Comment and Share. When I read something that someone has posted and I feel that my comment could be encouraging or helpful, I take the time to comment. I make sure to pray for those I say I’ll pray for in a comment. I try not to share my opinions unless I feel that they in someway confirm or encourage. In most cases, I just want to communicate that I’m interested and will pray or ponder what was shared. We all like it when someone takes the time to leave a comment. We know how valuable peoples’ time is. I also “Share” those posts I find helpful or inspiring or funny with people I think will appreciate them. I NEVER let my “friends” think that something someone else shared originate with me. I ALWAYS give attribution (assuming I know where it originated).
Follow links of value. Many of my friends send links of value. They are links that inform, encourage, engage, entertain, or otherwise help me or inspire my faith or life. One such “friend” is Michael Hyatt. This is the kind of friend I try to be. I want to be a friend of value to others. I want to build their lives and make them better for having known me or followed some link I send them.
Hide game scores. Unless, of course, to you they’re interesting. I don’t really have time for or care about people’s scores for online games. So I hide all games. I don’t hide the friend’s profile unless that “friend” sends game scores often or offensive shares.

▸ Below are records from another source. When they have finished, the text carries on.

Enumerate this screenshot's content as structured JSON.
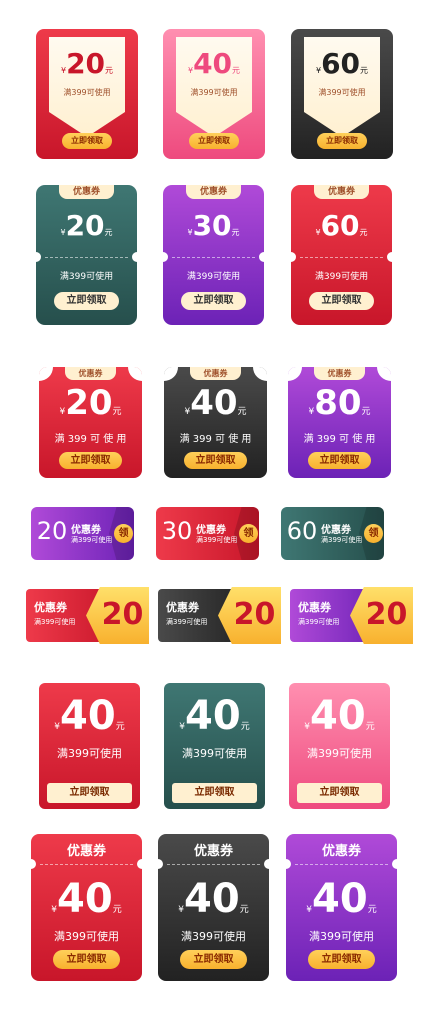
{
  "yen": "¥",
  "yuan": "元",
  "rows": [
    {
      "items": [
        {
          "theme": "red",
          "amount": "20",
          "condition": "满399可使用",
          "button": "立即领取"
        },
        {
          "theme": "pink",
          "amount": "40",
          "condition": "满399可使用",
          "button": "立即领取"
        },
        {
          "theme": "black",
          "amount": "60",
          "condition": "满399可使用",
          "button": "立即领取"
        }
      ]
    },
    {
      "items": [
        {
          "theme": "teal",
          "title": "优惠券",
          "amount": "20",
          "condition": "满399可使用",
          "button": "立即领取"
        },
        {
          "theme": "purple",
          "title": "优惠券",
          "amount": "30",
          "condition": "满399可使用",
          "button": "立即领取"
        },
        {
          "theme": "red",
          "title": "优惠券",
          "amount": "60",
          "condition": "满399可使用",
          "button": "立即领取"
        }
      ]
    },
    {
      "items": [
        {
          "theme": "red",
          "title": "优惠券",
          "amount": "20",
          "condition": "满 399 可 使 用",
          "button": "立即领取"
        },
        {
          "theme": "black",
          "title": "优惠券",
          "amount": "40",
          "condition": "满 399 可 使 用",
          "button": "立即领取"
        },
        {
          "theme": "purple",
          "title": "优惠券",
          "amount": "80",
          "condition": "满 399 可 使 用",
          "button": "立即领取"
        }
      ]
    },
    {
      "items": [
        {
          "theme": "purple",
          "amount": "20",
          "title": "优惠券",
          "condition": "满399可使用",
          "button": "领"
        },
        {
          "theme": "red",
          "amount": "30",
          "title": "优惠券",
          "condition": "满399可使用",
          "button": "领"
        },
        {
          "theme": "teal",
          "amount": "60",
          "title": "优惠券",
          "condition": "满399可使用",
          "button": "领"
        }
      ]
    },
    {
      "items": [
        {
          "theme": "red",
          "title": "优惠券",
          "condition": "满399可使用",
          "amount": "20"
        },
        {
          "theme": "black",
          "title": "优惠券",
          "condition": "满399可使用",
          "amount": "20"
        },
        {
          "theme": "purple",
          "title": "优惠券",
          "condition": "满399可使用",
          "amount": "20"
        }
      ]
    },
    {
      "items": [
        {
          "theme": "red",
          "amount": "40",
          "condition": "满399可使用",
          "button": "立即领取"
        },
        {
          "theme": "teal",
          "amount": "40",
          "condition": "满399可使用",
          "button": "立即领取"
        },
        {
          "theme": "pink",
          "amount": "40",
          "condition": "满399可使用",
          "button": "立即领取"
        }
      ]
    },
    {
      "items": [
        {
          "theme": "red",
          "title": "优惠券",
          "amount": "40",
          "condition": "满399可使用",
          "button": "立即领取"
        },
        {
          "theme": "black",
          "title": "优惠券",
          "amount": "40",
          "condition": "满399可使用",
          "button": "立即领取"
        },
        {
          "theme": "purple",
          "title": "优惠券",
          "amount": "40",
          "condition": "满399可使用",
          "button": "立即领取"
        }
      ]
    }
  ],
  "colors": {
    "red": [
      "#ee3a4a",
      "#c8162a"
    ],
    "pink": [
      "#ff8fb0",
      "#ee4a7e"
    ],
    "black": [
      "#4a4a4a",
      "#222222"
    ],
    "teal": [
      "#3f7773",
      "#264f4c"
    ],
    "purple": [
      "#b04ad8",
      "#6c22b6"
    ],
    "gold": "#f8b12e",
    "cream": "#fff0d0"
  }
}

At that point I hide the person’s shares.
Limit your time I try to limit my time to 1hr. That can be all at once or a half-hour in the morning and then a half-hour at night (some interesting things happen in the course of a day. If you limit your viewing to once a day, you may miss important updates–like results of the latest biopsy on your friend’s little boy. On the other hand, I know people who devote WAY too much time to FB. They even have to check it on their phones and iPads while trying to have conversation with others. Avoiding extremes seems the best approach.
Deepen Relationships. Probably the best thing FB has to offer is that of deepening relationships at a distance. Often, I’m in touch with people that are geographically far removed from me. I love it that I can find out how they’re doing and what things are important to them. I would not otherwise be able to know if it were not for Facebook. As a busy pastor, author, and spiritual formation coach, I simply can’t relate to people who are not on my radar because they’re distant in time or geography.
For me, making the most of Facebook includes all the points above. The one I might add to it is. BE SAFE! Only give personally identifiable information to those “friends” who are really friends–you KNOW them. And then, give it ONLY in a private message, not in a comment or “What’s On Your Mind?” post. Make good decisions about how to approach Facebook and you will be making the most of your Facebook experience.
QUESTION: What guidelines have you put in place for your own use of Facebook? What helps can you suggest?
©2011, David C Alves